Another option for accommodation is to bring your own camping equipment and tent and rent a spot on the campsite. The cost per person per night starts at 2000 ISK (17€, 20USD), however, if you’d like to use the shower and toilet facilities then it’s an extra 500 ISK per day.
Near to the campsite and hut, there are natural hot springs that are open for anyone to use. It’s the perfect way to end a long day of hiking to come back and relax in a warm natural bath out in the open.
The Weather in Landmannalaugar
The Highlands of Iceland are known to have some of the harshest weather conditions on the island. Snow melts quicker in coastal areas due to the slightly elevated temperatures near the ocean, in Landmannalaugar the snow and cold temperatures stay much longer. The winter temperature in Landmannalaugar averages between -5°C to -10°C (14°F - 23°F). Landmannalaugar is usually covered by snow for 8 months of the year, which is why many of the hiking trails are only accessible in the summer months.
In the summer, the temperature rises to around 10°C to 15°C (50°F - 59°F). Although the weather is slightly more comfortable in the summer, you can still expect strong winds on most days. If you’re planning a hike then we recommend checking the Icelandic Meteorological Office’s website a few days before you plan to visit.
What to bring and how to dress for Landmannalaugar
If you’re planning on going hiking around Landmannalaugar and in the surrounding Icelandic Highlands then we recommend bringing a waterproof and windproof jacket, a sweater, comfortable trousers, thick socks, and hiking boots. If you’re traveling in the winter then we recommend also wearing a thick scarf, gloves and a hat. There are many geothermal pools in this part of Iceland and they are a great way of relaxing after a day of hiking so make sure to also bring a swimsuit and a towel along.
For anyone completing a long hike, please also bring a GPS device with you for safety reasons. If you plan on camping around Landmannalaugar then, of course, bring your own tent, a mattress with good insulation and a sleeping bag that can keep you warm in temperatures between 0–5°C (32–41°F).
Safety and Travel Etiquette

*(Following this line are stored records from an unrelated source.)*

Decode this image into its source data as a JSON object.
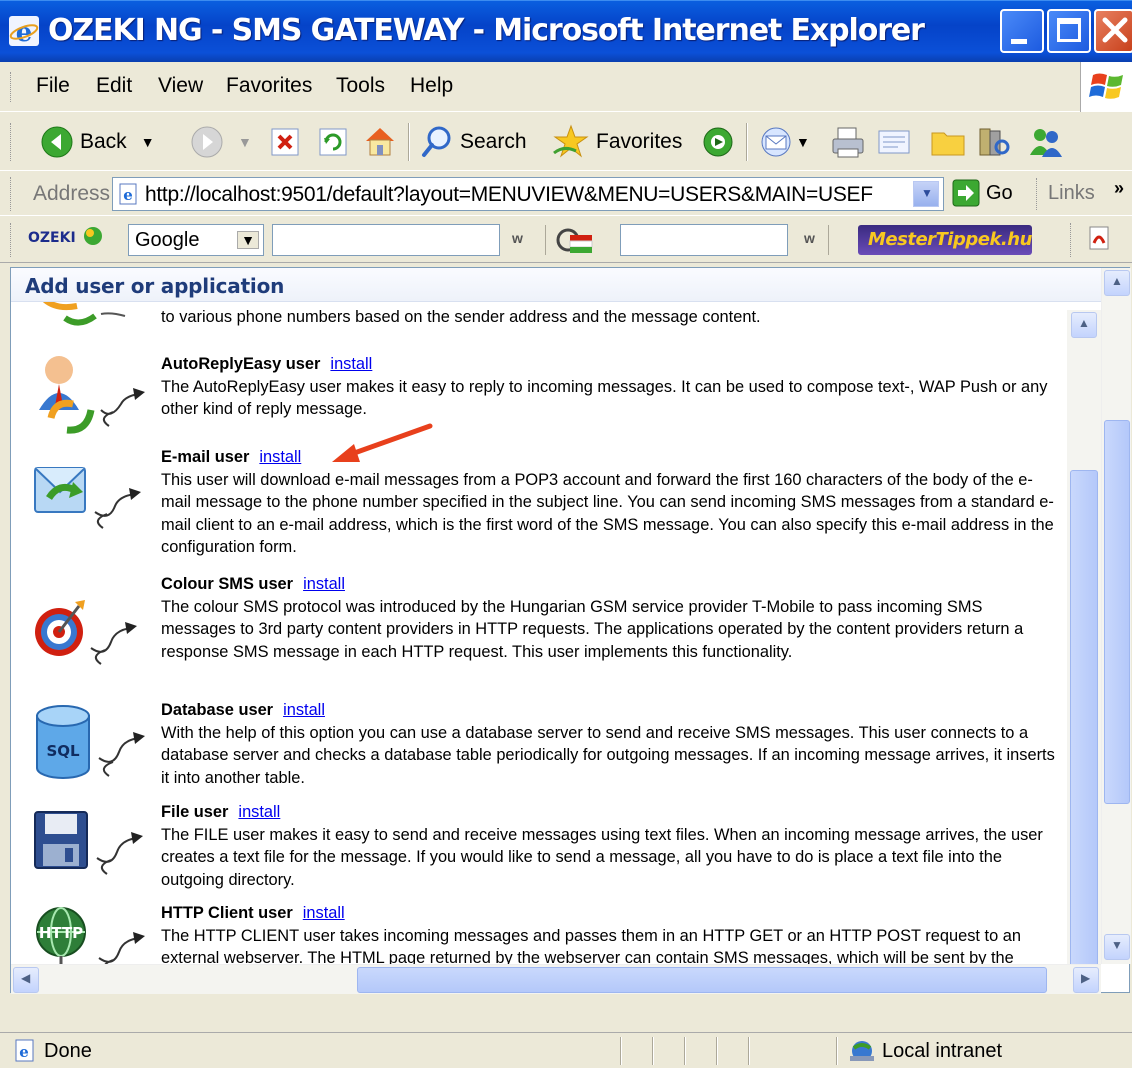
{
  "window": {
    "title": "OZEKI NG - SMS GATEWAY - Microsoft Internet Explorer"
  },
  "menu": [
    "File",
    "Edit",
    "View",
    "Favorites",
    "Tools",
    "Help"
  ],
  "toolbar": {
    "back": "Back",
    "search": "Search",
    "favorites": "Favorites"
  },
  "address": {
    "label": "Address",
    "url": "http://localhost:9501/default?layout=MENUVIEW&MENU=USERS&MAIN=USEF",
    "go": "Go",
    "links": "Links"
  },
  "googlebar": {
    "brand": "OZEKI",
    "engine": "Google",
    "mestertippek": "MesterTippek.hu"
  },
  "section": {
    "title": "Add user or application"
  },
  "entries": {
    "partial": "to various phone numbers based on the sender address and the message content.",
    "autoreply": {
      "name": "AutoReplyEasy user",
      "link": "install",
      "desc": "The AutoReplyEasy user makes it easy to reply to incoming messages. It can be used to compose text-, WAP Push or any other kind of reply message."
    },
    "email": {
      "name": "E-mail user",
      "link": "install",
      "desc": "This user will download e-mail messages from a POP3 account and forward the first 160 characters of the body of the e-mail message to the phone number specified in the subject line. You can send incoming SMS messages from a standard e-mail client to an e-mail address, which is the first word of the SMS message. You can also specify this e-mail address in the configuration form."
    },
    "colour": {
      "name": "Colour SMS user",
      "link": "install",
      "desc": "The colour SMS protocol was introduced by the Hungarian GSM service provider T-Mobile to pass incoming SMS messages to 3rd party content providers in HTTP requests. The applications operated by the content providers return a response SMS message in each HTTP request. This user implements this functionality."
    },
    "database": {
      "name": "Database user",
      "link": "install",
      "icon_text": "SQL",
      "desc": "With the help of this option you can use a database server to send and receive SMS messages. This user connects to a database server and checks a database table periodically for outgoing messages. If an incoming message arrives, it inserts it into another table."
    },
    "file": {
      "name": "File user",
      "link": "install",
      "desc": "The FILE user makes it easy to send and receive messages using text files. When an incoming message arrives, the user creates a text file for the message. If you would like to send a message, all you have to do is place a text file into the outgoing directory."
    },
    "http": {
      "name": "HTTP Client user",
      "link": "install",
      "icon_text": "HTTP",
      "desc": "The HTTP CLIENT user takes incoming messages and passes them in an HTTP GET or an HTTP POST request to an external webserver. The HTML page returned by the webserver can contain SMS messages, which will be sent by the server."
    }
  },
  "status": {
    "text": "Done",
    "zone": "Local intranet"
  },
  "colors": {
    "title_blue": "#0543C8",
    "link": "#0000EE",
    "arrow": "#E8401C",
    "header_text": "#1F3C7A"
  },
  "icons": [
    "ie-icon",
    "back-icon",
    "forward-icon",
    "stop-icon",
    "refresh-icon",
    "home-icon",
    "search-icon",
    "favorites-star-icon",
    "media-icon",
    "mail-icon",
    "print-icon",
    "edit-icon",
    "folder-icon",
    "research-icon",
    "messenger-icon",
    "page-icon",
    "go-arrow-icon",
    "globe-icon"
  ]
}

The natural ecosystem in Landmannalaugar might look robust, however, in reality, it’s a delicate and fragile landscape. Please remember that driving off-road is not only highly illegal in Iceland, it also severely damages the natural environment. The Icelandic government has given substantial fines in the past to tourists who thought it was a good idea to drive off the road for fun.
As well as keeping to the roads, we remind all hikers to please stay on the designated hiking paths. Even the smallest of damages can cause irreversible erosion in Iceland that can spread over a large area. Leave no trace behind and remember to take all of your litter with you. If you see any garbage left by other visitors then we ask you to kindly pick it up in order to protect this beautiful landscape.
Hiking in the highlands doesn’t come without any dangers. It’s important that all hikers bring a GPS device with them. Network coverage issues for your phone can easily occur and when that’s combined with storms or poor visual conditions it can be dangerous. Although many of the trails are suitable for hikers of all experience levels, it’s important to know your own limits. If you plan on trekking alone then please leave your travel plan somewhere behind.
To wrap everything up, make sure to stay safe but of course, have fun and enjoy the pearl of Iceland!